Recorded data:
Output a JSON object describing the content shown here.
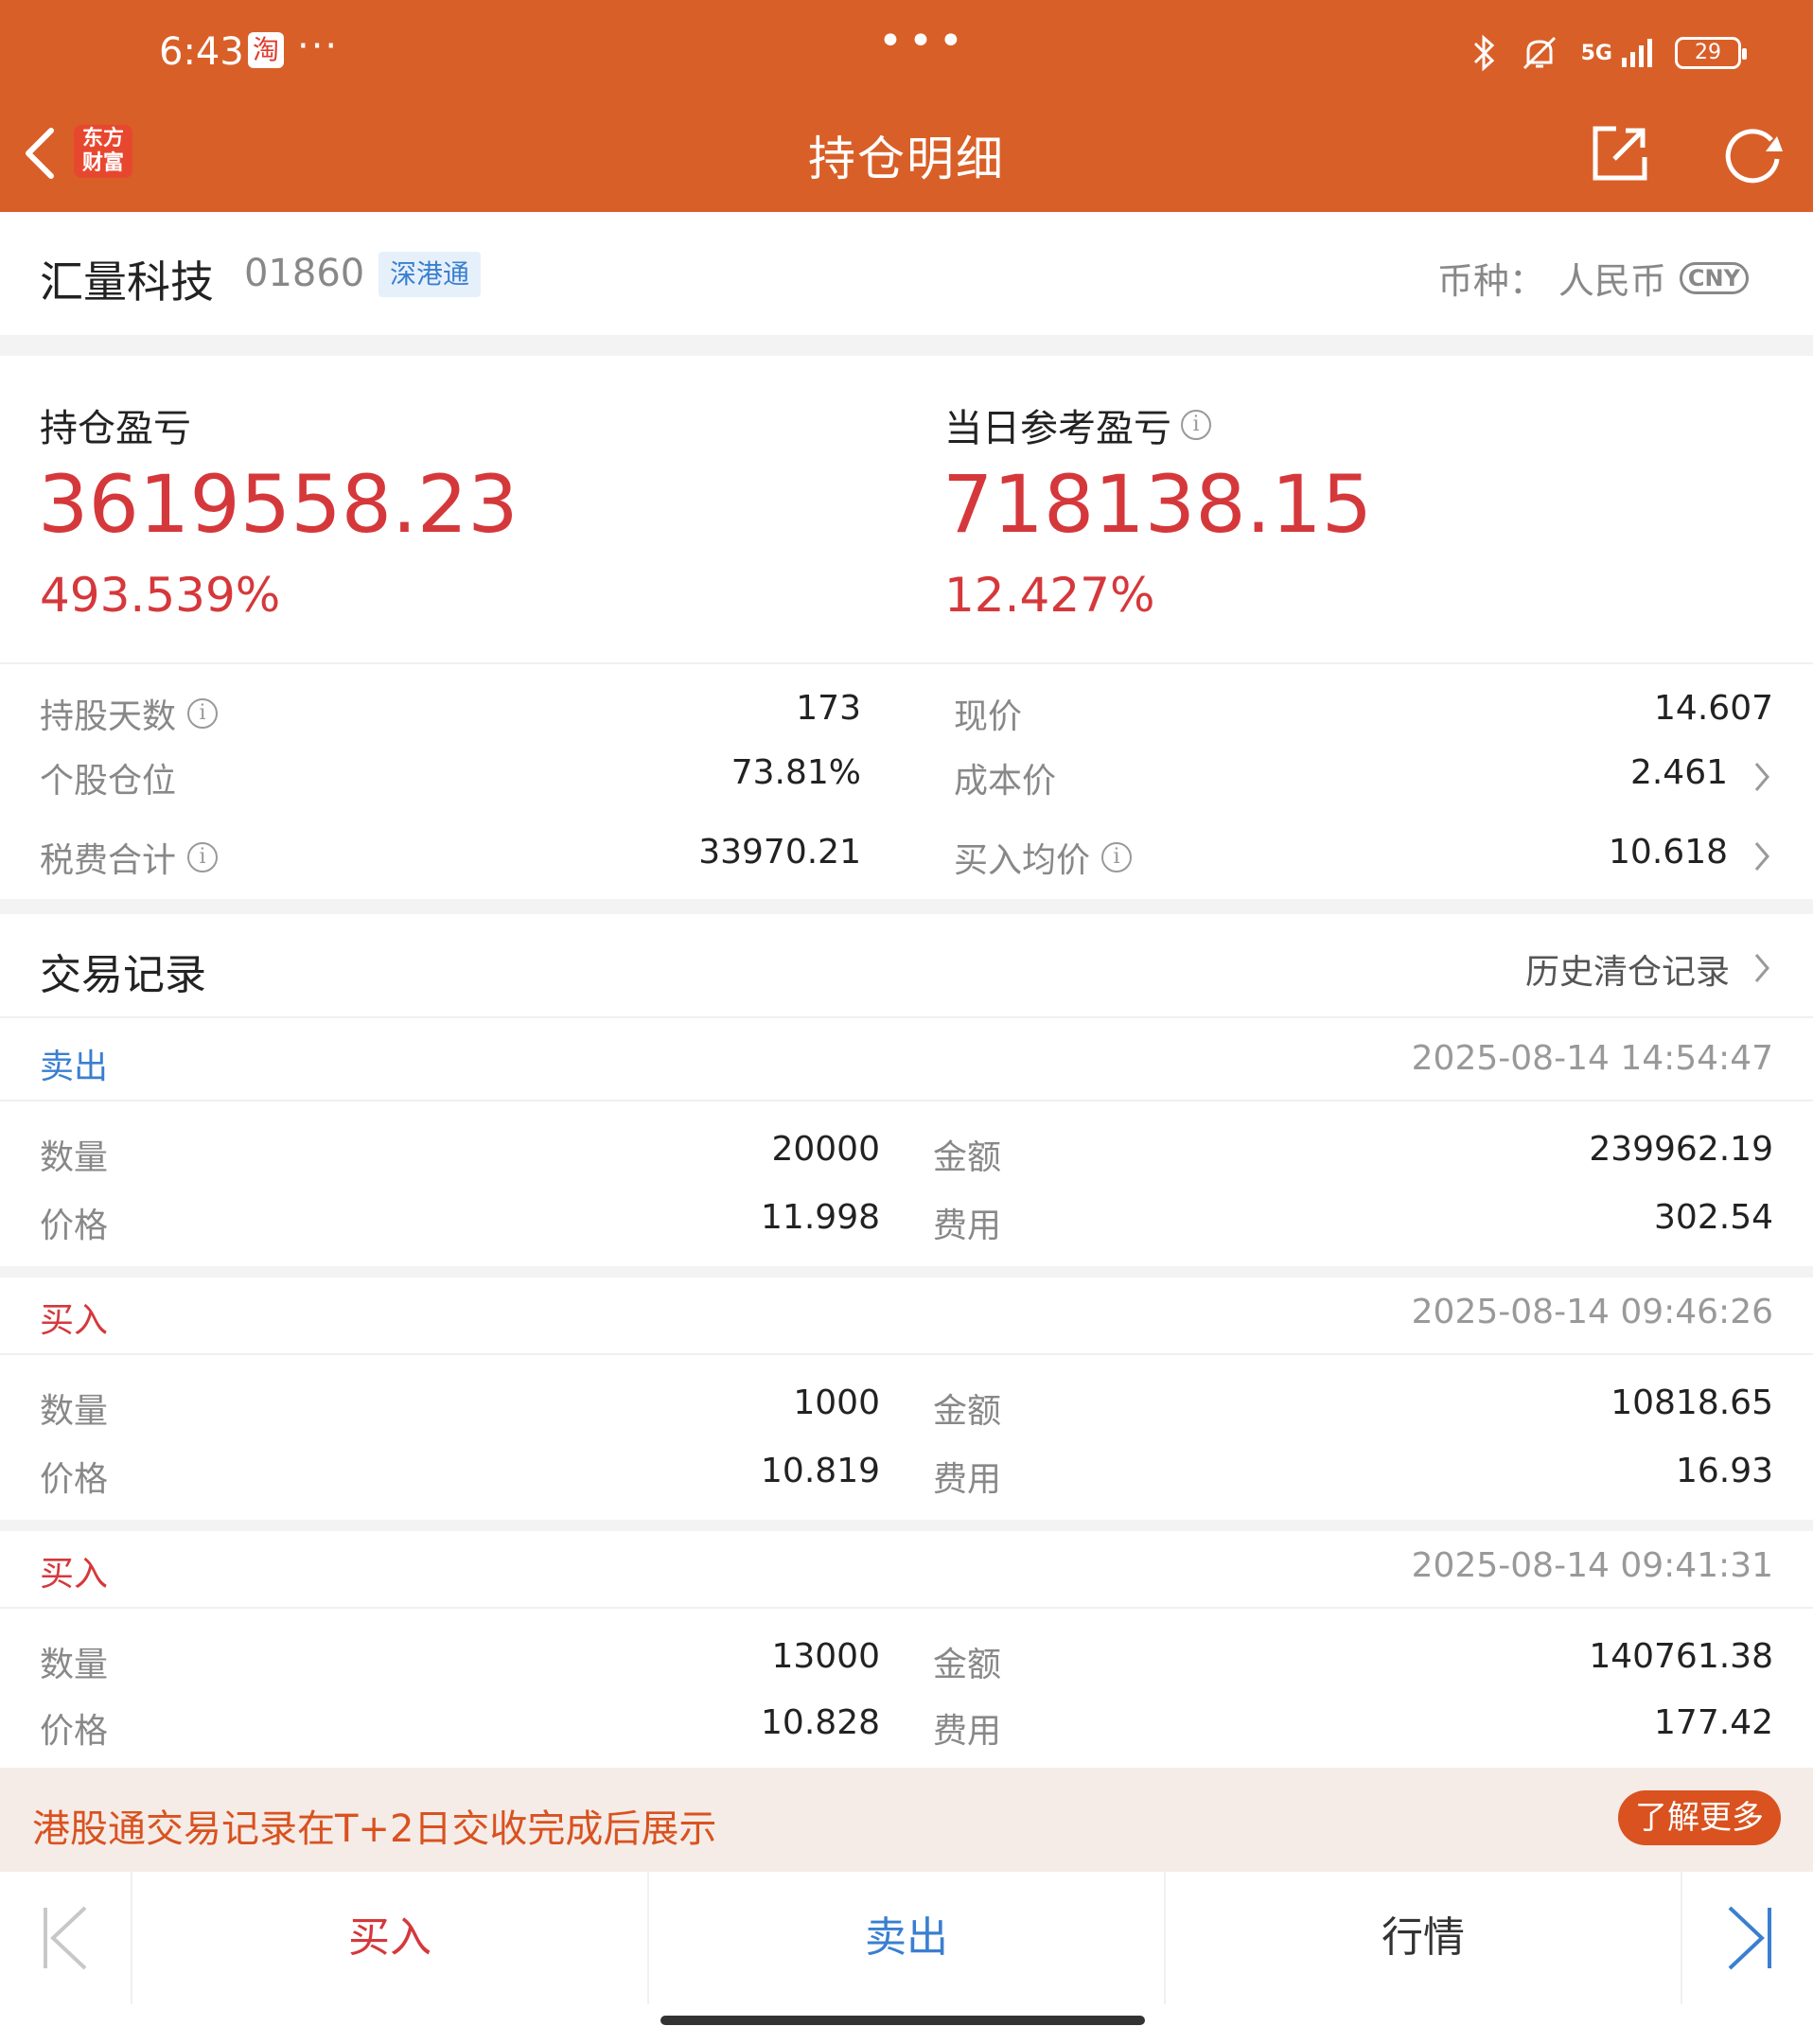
{
  "status_bar": {
    "time": "6:43",
    "app_badge": "淘",
    "dots_left": "···",
    "dots_center": "•••",
    "network": "5G",
    "battery": "29"
  },
  "header": {
    "logo_text": "东方财富",
    "title": "持仓明细"
  },
  "stock": {
    "name": "汇量科技",
    "code": "01860",
    "tag": "深港通",
    "currency_label": "币种：",
    "currency_value": "人民币",
    "currency_code": "CNY"
  },
  "pnl": {
    "holding_label": "持仓盈亏",
    "holding_value": "3619558.23",
    "holding_pct": "493.539%",
    "daily_label": "当日参考盈亏",
    "daily_value": "718138.15",
    "daily_pct": "12.427%"
  },
  "details": {
    "hold_days_label": "持股天数",
    "hold_days": "173",
    "position_label": "个股仓位",
    "position": "73.81%",
    "fees_label": "税费合计",
    "fees": "33970.21",
    "price_label": "现价",
    "price": "14.607",
    "cost_label": "成本价",
    "cost": "2.461",
    "avg_buy_label": "买入均价",
    "avg_buy": "10.618"
  },
  "trades": {
    "title": "交易记录",
    "history_link": "历史清仓记录",
    "qty_label": "数量",
    "price_label": "价格",
    "amount_label": "金额",
    "fee_label": "费用",
    "records": [
      {
        "type": "卖出",
        "time": "2025-08-14 14:54:47",
        "qty": "20000",
        "price": "11.998",
        "amount": "239962.19",
        "fee": "302.54"
      },
      {
        "type": "买入",
        "time": "2025-08-14 09:46:26",
        "qty": "1000",
        "price": "10.819",
        "amount": "10818.65",
        "fee": "16.93"
      },
      {
        "type": "买入",
        "time": "2025-08-14 09:41:31",
        "qty": "13000",
        "price": "10.828",
        "amount": "140761.38",
        "fee": "177.42"
      }
    ]
  },
  "notice": {
    "text": "港股通交易记录在T+2日交收完成后展示",
    "button": "了解更多"
  },
  "bottom_bar": {
    "buy": "买入",
    "sell": "卖出",
    "quote": "行情"
  },
  "colors": {
    "brand": "#d95f28",
    "rise": "#d5383b",
    "sell": "#3a7fd0"
  }
}
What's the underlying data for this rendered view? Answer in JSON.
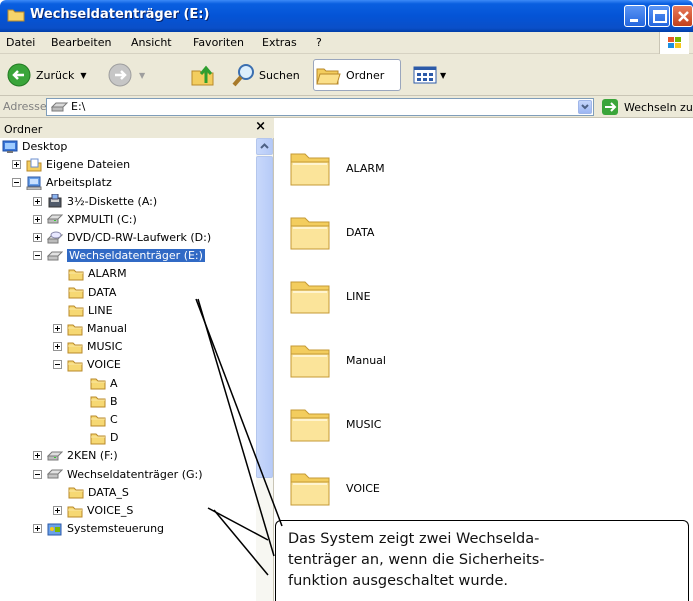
{
  "window": {
    "title": "Wechseldatenträger (E:)"
  },
  "menu": [
    "Datei",
    "Bearbeiten",
    "Ansicht",
    "Favoriten",
    "Extras",
    "?"
  ],
  "toolbar": {
    "back": "Zurück",
    "search": "Suchen",
    "folders": "Ordner"
  },
  "address": {
    "label": "Adresse",
    "value": "E:\\",
    "go": "Wechseln zu"
  },
  "folder_pane": {
    "header": "Ordner",
    "close": "×",
    "tree": [
      {
        "label": "Desktop",
        "icon": "desktop-icon"
      },
      {
        "label": "Eigene Dateien",
        "icon": "documents-icon",
        "expander": "plus"
      },
      {
        "label": "Arbeitsplatz",
        "icon": "computer-icon",
        "expander": "minus"
      },
      {
        "label": "3½-Diskette (A:)",
        "icon": "floppy-icon",
        "expander": "plus"
      },
      {
        "label": "XPMULTI (C:)",
        "icon": "drive-icon",
        "expander": "plus"
      },
      {
        "label": "DVD/CD-RW-Laufwerk (D:)",
        "icon": "cd-drive-icon",
        "expander": "plus"
      },
      {
        "label": "Wechseldatenträger (E:)",
        "icon": "removable-drive-icon",
        "expander": "minus",
        "selected": true
      },
      {
        "label": "ALARM",
        "icon": "folder-icon"
      },
      {
        "label": "DATA",
        "icon": "folder-icon"
      },
      {
        "label": "LINE",
        "icon": "folder-icon"
      },
      {
        "label": "Manual",
        "icon": "folder-icon",
        "expander": "plus"
      },
      {
        "label": "MUSIC",
        "icon": "folder-icon",
        "expander": "plus"
      },
      {
        "label": "VOICE",
        "icon": "folder-icon",
        "expander": "minus"
      },
      {
        "label": "A",
        "icon": "folder-icon"
      },
      {
        "label": "B",
        "icon": "folder-icon"
      },
      {
        "label": "C",
        "icon": "folder-icon"
      },
      {
        "label": "D",
        "icon": "folder-icon"
      },
      {
        "label": "2KEN (F:)",
        "icon": "drive-icon",
        "expander": "plus"
      },
      {
        "label": "Wechseldatenträger (G:)",
        "icon": "removable-drive-icon",
        "expander": "minus"
      },
      {
        "label": "DATA_S",
        "icon": "folder-icon"
      },
      {
        "label": "VOICE_S",
        "icon": "folder-icon",
        "expander": "plus"
      },
      {
        "label": "Systemsteuerung",
        "icon": "control-panel-icon",
        "expander": "plus"
      }
    ]
  },
  "content": {
    "items": [
      "ALARM",
      "DATA",
      "LINE",
      "Manual",
      "MUSIC",
      "VOICE"
    ]
  },
  "callout": {
    "text": "Das System zeigt zwei Wechselda-\ntenträger an, wenn die Sicherheits-\nfunktion ausgeschaltet wurde."
  }
}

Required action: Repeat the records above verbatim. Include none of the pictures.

Solution to this exercise:
Output a JSON object describing the content shown here.
{
  "status_bar": {
    "time": "6:43",
    "app_badge": "淘",
    "dots_left": "···",
    "dots_center": "•••",
    "network": "5G",
    "battery": "29"
  },
  "header": {
    "logo_text": "东方财富",
    "title": "持仓明细"
  },
  "stock": {
    "name": "汇量科技",
    "code": "01860",
    "tag": "深港通",
    "currency_label": "币种：",
    "currency_value": "人民币",
    "currency_code": "CNY"
  },
  "pnl": {
    "holding_label": "持仓盈亏",
    "holding_value": "3619558.23",
    "holding_pct": "493.539%",
    "daily_label": "当日参考盈亏",
    "daily_value": "718138.15",
    "daily_pct": "12.427%"
  },
  "details": {
    "hold_days_label": "持股天数",
    "hold_days": "173",
    "position_label": "个股仓位",
    "position": "73.81%",
    "fees_label": "税费合计",
    "fees": "33970.21",
    "price_label": "现价",
    "price": "14.607",
    "cost_label": "成本价",
    "cost": "2.461",
    "avg_buy_label": "买入均价",
    "avg_buy": "10.618"
  },
  "trades": {
    "title": "交易记录",
    "history_link": "历史清仓记录",
    "qty_label": "数量",
    "price_label": "价格",
    "amount_label": "金额",
    "fee_label": "费用",
    "records": [
      {
        "type": "卖出",
        "time": "2025-08-14 14:54:47",
        "qty": "20000",
        "price": "11.998",
        "amount": "239962.19",
        "fee": "302.54"
      },
      {
        "type": "买入",
        "time": "2025-08-14 09:46:26",
        "qty": "1000",
        "price": "10.819",
        "amount": "10818.65",
        "fee": "16.93"
      },
      {
        "type": "买入",
        "time": "2025-08-14 09:41:31",
        "qty": "13000",
        "price": "10.828",
        "amount": "140761.38",
        "fee": "177.42"
      }
    ]
  },
  "notice": {
    "text": "港股通交易记录在T+2日交收完成后展示",
    "button": "了解更多"
  },
  "bottom_bar": {
    "buy": "买入",
    "sell": "卖出",
    "quote": "行情"
  },
  "colors": {
    "brand": "#d95f28",
    "rise": "#d5383b",
    "sell": "#3a7fd0"
  }
}
What's the underlying data for this rendered view? Answer in JSON.
{
  "window": {
    "title": "Wechseldatenträger (E:)"
  },
  "menu": [
    "Datei",
    "Bearbeiten",
    "Ansicht",
    "Favoriten",
    "Extras",
    "?"
  ],
  "toolbar": {
    "back": "Zurück",
    "search": "Suchen",
    "folders": "Ordner"
  },
  "address": {
    "label": "Adresse",
    "value": "E:\\",
    "go": "Wechseln zu"
  },
  "folder_pane": {
    "header": "Ordner",
    "close": "×",
    "tree": [
      {
        "label": "Desktop",
        "icon": "desktop-icon"
      },
      {
        "label": "Eigene Dateien",
        "icon": "documents-icon",
        "expander": "plus"
      },
      {
        "label": "Arbeitsplatz",
        "icon": "computer-icon",
        "expander": "minus"
      },
      {
        "label": "3½-Diskette (A:)",
        "icon": "floppy-icon",
        "expander": "plus"
      },
      {
        "label": "XPMULTI (C:)",
        "icon": "drive-icon",
        "expander": "plus"
      },
      {
        "label": "DVD/CD-RW-Laufwerk (D:)",
        "icon": "cd-drive-icon",
        "expander": "plus"
      },
      {
        "label": "Wechseldatenträger (E:)",
        "icon": "removable-drive-icon",
        "expander": "minus",
        "selected": true
      },
      {
        "label": "ALARM",
        "icon": "folder-icon"
      },
      {
        "label": "DATA",
        "icon": "folder-icon"
      },
      {
        "label": "LINE",
        "icon": "folder-icon"
      },
      {
        "label": "Manual",
        "icon": "folder-icon",
        "expander": "plus"
      },
      {
        "label": "MUSIC",
        "icon": "folder-icon",
        "expander": "plus"
      },
      {
        "label": "VOICE",
        "icon": "folder-icon",
        "expander": "minus"
      },
      {
        "label": "A",
        "icon": "folder-icon"
      },
      {
        "label": "B",
        "icon": "folder-icon"
      },
      {
        "label": "C",
        "icon": "folder-icon"
      },
      {
        "label": "D",
        "icon": "folder-icon"
      },
      {
        "label": "2KEN (F:)",
        "icon": "drive-icon",
        "expander": "plus"
      },
      {
        "label": "Wechseldatenträger (G:)",
        "icon": "removable-drive-icon",
        "expander": "minus"
      },
      {
        "label": "DATA_S",
        "icon": "folder-icon"
      },
      {
        "label": "VOICE_S",
        "icon": "folder-icon",
        "expander": "plus"
      },
      {
        "label": "Systemsteuerung",
        "icon": "control-panel-icon",
        "expander": "plus"
      }
    ]
  },
  "content": {
    "items": [
      "ALARM",
      "DATA",
      "LINE",
      "Manual",
      "MUSIC",
      "VOICE"
    ]
  },
  "callout": {
    "text": "Das System zeigt zwei Wechselda-\ntenträger an, wenn die Sicherheits-\nfunktion ausgeschaltet wurde."
  }
}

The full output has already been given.